Home & Garden Tour: September 20, 2015
Preview Party on September 19
Click here to find out more about tickets, the tour, or being part of this landmark event.
FAIR HOUSING TESTERS NEEDED
Work on housing audit studies. No experience necessary, we will train. For information, email the Fair Housing Director.
Our 2015 Friends Fund Campaign is underway.
CONCERNED ABOUT FAIR HOUSING?
Here are two issues you can take action on.
Educational Redlining and School Ratings: The practice of redlining in real estate was made illegal by the passage of the Fair Housing Act in 1968; this landmark legislation prohibited redlining by mortgage lenders when their criteria were based on race, religion, sex, familial status, disability, or ethnic origin. But the Fair Housing Committee of HCC has uncovered an insidious form of redlining that takes place today in popular real estate websites, such as Zillow and Realtor.com
"School Rating" numbers appear on many national real estate websites and in some television advertising.
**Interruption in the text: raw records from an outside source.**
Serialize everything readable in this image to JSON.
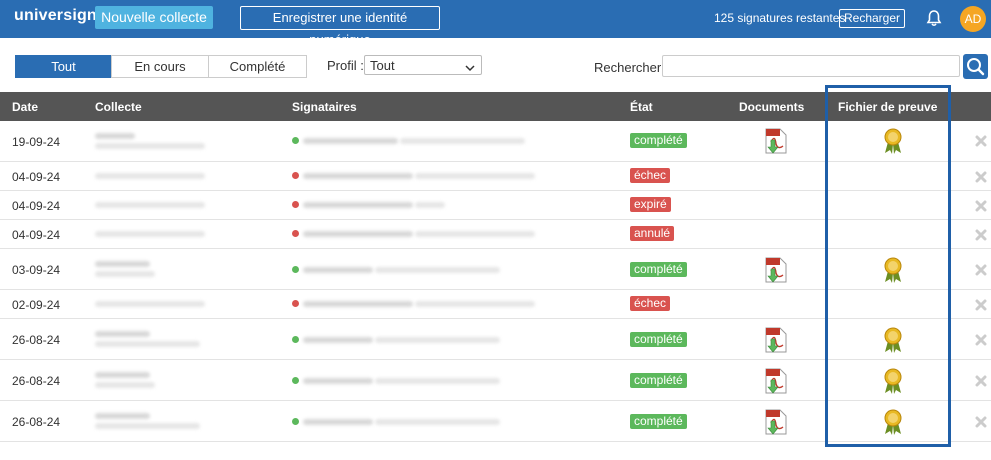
{
  "header": {
    "logo_text": "universign",
    "new_collect_label": "Nouvelle collecte",
    "register_id_label": "Enregistrer une identité numérique",
    "remaining_signatures": "125 signatures restantes",
    "recharge_label": "Recharger",
    "avatar_initials": "AD"
  },
  "filters": {
    "tabs": [
      "Tout",
      "En cours",
      "Complété"
    ],
    "active_tab": "Tout",
    "profil_label": "Profil :",
    "profil_value": "Tout",
    "search_label": "Rechercher :",
    "search_value": ""
  },
  "table": {
    "columns": [
      "Date",
      "Collecte",
      "Signataires",
      "État",
      "Documents",
      "Fichier de preuve"
    ],
    "rows": [
      {
        "date": "19-09-24",
        "state": "complété",
        "signer_status": "ok",
        "document": true,
        "proof": true
      },
      {
        "date": "04-09-24",
        "state": "échec",
        "signer_status": "err",
        "document": false,
        "proof": false
      },
      {
        "date": "04-09-24",
        "state": "expiré",
        "signer_status": "err",
        "document": false,
        "proof": false
      },
      {
        "date": "04-09-24",
        "state": "annulé",
        "signer_status": "err",
        "document": false,
        "proof": false
      },
      {
        "date": "03-09-24",
        "state": "complété",
        "signer_status": "ok",
        "document": true,
        "proof": true
      },
      {
        "date": "02-09-24",
        "state": "échec",
        "signer_status": "err",
        "document": false,
        "proof": false
      },
      {
        "date": "26-08-24",
        "state": "complété",
        "signer_status": "ok",
        "document": true,
        "proof": true
      },
      {
        "date": "26-08-24",
        "state": "complété",
        "signer_status": "ok",
        "document": true,
        "proof": true
      },
      {
        "date": "26-08-24",
        "state": "complété",
        "signer_status": "ok",
        "document": true,
        "proof": true
      }
    ]
  },
  "colors": {
    "header_bg": "#2a6db3",
    "accent_button": "#4fb3e0",
    "ok": "#5cb85c",
    "error": "#d9534f",
    "highlight_border": "#1f5fa8"
  },
  "icons": {
    "documents": "pdf-download-icon",
    "proof": "award-ribbon-icon",
    "delete": "delete-x-icon",
    "notifications": "bell-icon",
    "search": "search-icon"
  }
}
These ratings provide a color-coded (green, yellow, red) number from 1 to 10 that purport to describe the schools around a house that's for sale. We asked, "Where do these numbers come from? How are colors assigned?"
What we found will surprise you. Check out HCC member Ralph Day's presentation on this topic, and discover what you can do to learn more, to take action, or to help fight for change.
Ohio's Fair Housing Law Should Not Be Gutted: Senate Bill 134 and House Bill 149 are currently before the Ohio General Assembly. These proposed bills seek to reduce or eliminate state penalties for those found guilty of housing discrimination. They also exempt certain individual property owners from fair housing laws altogether. Read more about the proposed bills and what you can do to ensure Ohio's laws remain effective.
Stay Informed! What's being done? Click HERE to see.
UPDATE ON FAIR HOUSING: The Fair Housing Act of 1968 barred routine racial discrimination and required the government to dismantle segregation and foster integration in its place — a mandate that has been forgotten, neglected and unenforced.
In the long-awaited Affirmatively Furthering Fair Housing (AFFH) rule, the U.S. Department of Housing and Urban Development (HUD) announced it will provide support to communities in meeting their obligations under the Fair Housing Act of 1968. The AFFH rule change follows the Supreme Court’s recent ruling on the Fair Housing Act, which upheld the use of disparate impact claims, or the recognition that certain policies may be deemed discriminatory based not on intentions, but on the resulting negative impact on a minority group.
The final AFFH rule provides program participants with "clear guidelines and data they can use to achieve those goals," the department said in a release. It requires cities that receive HUD funds--such as Cleveland Heights--to scrutinize their housing patterns for racial bias and to publicly report the results every 3-5 yrs. Under the rule, communities will gain access to data on topics like housing, demographics and poverty to help them fill housing gaps. The rule also creates an assessment planning process to better assist those communities in setting goals and priorities to remove those barriers. Implementation of the rule will be gradually phased in, with HUD offering support to participating communities as they adjust.
"By encouraging a balanced approach that includes targeted investments in revitalizing areas, as well as increased housing choice in areas of opportunity, the rule will enable program participants to promote access to community assets such as quality education, employment, and transportation," according to the HUD release.
Ohio fair housing advocates praised the move shortly after it was announced.